**Activity**
Please copy each line below that contains the word "dots".

*** Data to use Section Begins ***

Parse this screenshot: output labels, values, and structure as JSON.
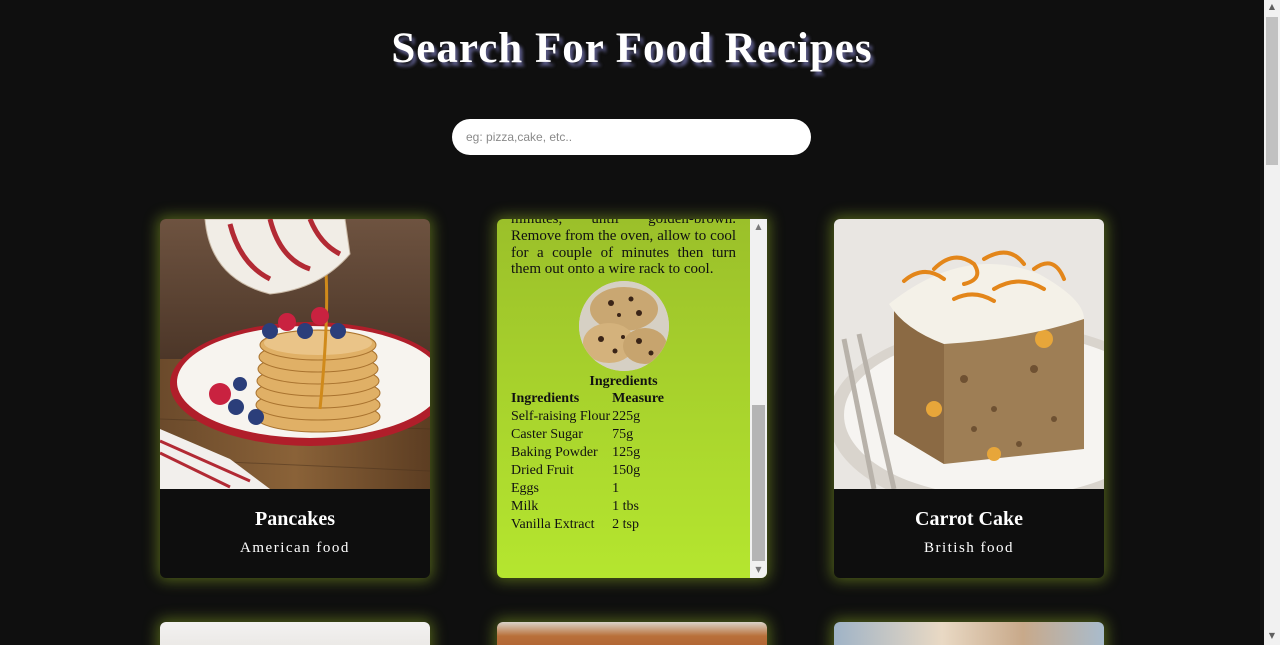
{
  "page": {
    "title": "Search For Food Recipes",
    "search": {
      "placeholder": "eg: pizza,cake, etc.."
    }
  },
  "cards": [
    {
      "name": "Pancakes",
      "origin": "American food",
      "image_icon": "pancakes-photo"
    },
    {
      "name": "Carrot Cake",
      "origin": "British food",
      "image_icon": "carrot-cake-photo"
    }
  ],
  "detail": {
    "instructions": "minutes, until golden-brown. Remove from the oven, allow to cool for a couple of minutes then turn them out onto a wire rack to cool.",
    "ingredients_heading": "Ingredients",
    "columns": [
      "Ingredients",
      "Measure"
    ],
    "rows": [
      [
        "Self-raising Flour",
        "225g"
      ],
      [
        "Caster Sugar",
        "75g"
      ],
      [
        "Baking Powder",
        "125g"
      ],
      [
        "Dried Fruit",
        "150g"
      ],
      [
        "Eggs",
        "1"
      ],
      [
        "Milk",
        "1 tbs"
      ],
      [
        "Vanilla Extract",
        "2 tsp"
      ]
    ]
  },
  "icons": {
    "scroll_up": "▲",
    "scroll_down": "▼"
  },
  "colors": {
    "background": "#0f0f0f",
    "card_glow": "#9bc02a",
    "detail_top": "#9bc02a",
    "detail_bottom": "#b5e62f"
  }
}
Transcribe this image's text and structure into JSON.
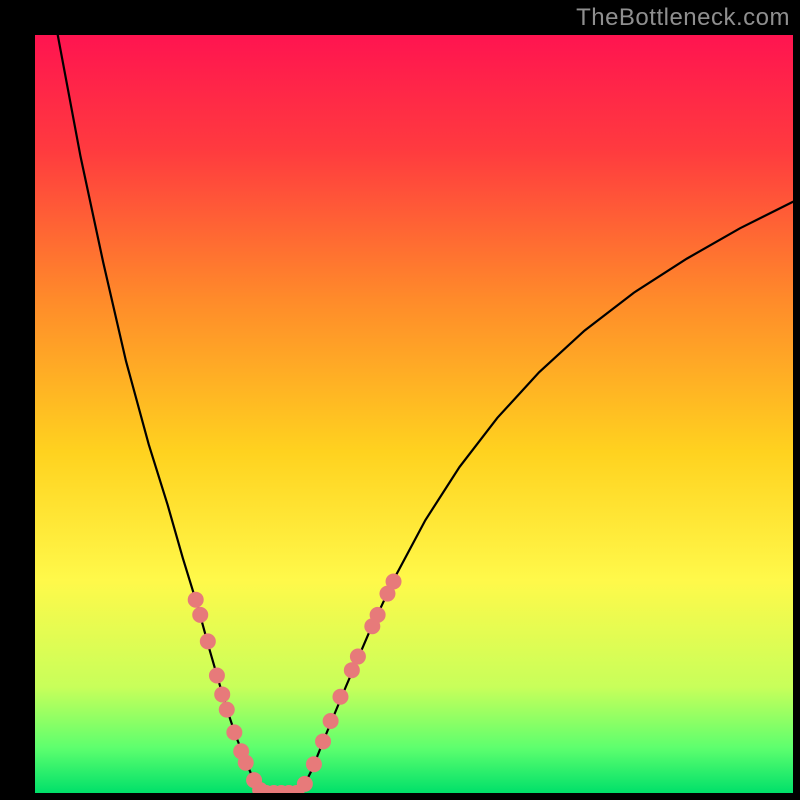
{
  "watermark": "TheBottleneck.com",
  "chart_data": {
    "type": "line",
    "title": "",
    "xlabel": "",
    "ylabel": "",
    "xlim": [
      0,
      100
    ],
    "ylim": [
      0,
      100
    ],
    "background": {
      "type": "vertical-gradient",
      "stops": [
        {
          "offset": 0,
          "color": "#ff1450"
        },
        {
          "offset": 15,
          "color": "#ff3a3f"
        },
        {
          "offset": 35,
          "color": "#ff8b2a"
        },
        {
          "offset": 55,
          "color": "#ffd21f"
        },
        {
          "offset": 72,
          "color": "#fff94a"
        },
        {
          "offset": 86,
          "color": "#c8ff5a"
        },
        {
          "offset": 94,
          "color": "#5eff6e"
        },
        {
          "offset": 100,
          "color": "#00e06a"
        }
      ]
    },
    "series": [
      {
        "name": "left-branch",
        "color": "#000000",
        "x": [
          3,
          6,
          9,
          12,
          15,
          17.5,
          19.5,
          21.5,
          23,
          24.3,
          25.5,
          26.5,
          27.5,
          28.3,
          29,
          29.5,
          30
        ],
        "y": [
          100,
          84,
          70,
          57,
          46,
          38,
          31,
          24.5,
          19,
          14.5,
          10.5,
          7.5,
          5,
          3,
          1.5,
          0.5,
          0
        ]
      },
      {
        "name": "valley-floor",
        "color": "#000000",
        "x": [
          30,
          31,
          32,
          33,
          34,
          35
        ],
        "y": [
          0,
          0,
          0,
          0,
          0,
          0
        ]
      },
      {
        "name": "right-branch",
        "color": "#000000",
        "x": [
          35,
          36.5,
          38.5,
          41,
          44,
          47.5,
          51.5,
          56,
          61,
          66.5,
          72.5,
          79,
          86,
          93,
          100
        ],
        "y": [
          0,
          3,
          8,
          14,
          21,
          28.5,
          36,
          43,
          49.5,
          55.5,
          61,
          66,
          70.5,
          74.5,
          78
        ]
      }
    ],
    "markers": [
      {
        "name": "left-dots",
        "color": "#e77a7a",
        "radius": 8,
        "points": [
          {
            "x": 21.2,
            "y": 25.5
          },
          {
            "x": 21.8,
            "y": 23.5
          },
          {
            "x": 22.8,
            "y": 20.0
          },
          {
            "x": 24.0,
            "y": 15.5
          },
          {
            "x": 24.7,
            "y": 13.0
          },
          {
            "x": 25.3,
            "y": 11.0
          },
          {
            "x": 26.3,
            "y": 8.0
          },
          {
            "x": 27.2,
            "y": 5.5
          },
          {
            "x": 27.8,
            "y": 4.0
          },
          {
            "x": 28.9,
            "y": 1.7
          },
          {
            "x": 29.7,
            "y": 0.4
          }
        ]
      },
      {
        "name": "floor-dots",
        "color": "#e77a7a",
        "radius": 8,
        "points": [
          {
            "x": 30.5,
            "y": 0
          },
          {
            "x": 31.5,
            "y": 0
          },
          {
            "x": 32.5,
            "y": 0
          },
          {
            "x": 33.5,
            "y": 0
          },
          {
            "x": 34.5,
            "y": 0
          }
        ]
      },
      {
        "name": "right-dots",
        "color": "#e77a7a",
        "radius": 8,
        "points": [
          {
            "x": 35.6,
            "y": 1.2
          },
          {
            "x": 36.8,
            "y": 3.8
          },
          {
            "x": 38.0,
            "y": 6.8
          },
          {
            "x": 39.0,
            "y": 9.5
          },
          {
            "x": 40.3,
            "y": 12.7
          },
          {
            "x": 41.8,
            "y": 16.2
          },
          {
            "x": 42.6,
            "y": 18.0
          },
          {
            "x": 44.5,
            "y": 22.0
          },
          {
            "x": 45.2,
            "y": 23.5
          },
          {
            "x": 46.5,
            "y": 26.3
          },
          {
            "x": 47.3,
            "y": 27.9
          }
        ]
      }
    ]
  },
  "colors": {
    "frame": "#000000",
    "curve": "#000000",
    "dots": "#e77a7a",
    "watermark": "#8f8f8f"
  }
}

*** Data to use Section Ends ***

**Exercise output**
        "name": "left-dots",
        "name": "floor-dots",
        "name": "right-dots",
    "dots": "#e77a7a",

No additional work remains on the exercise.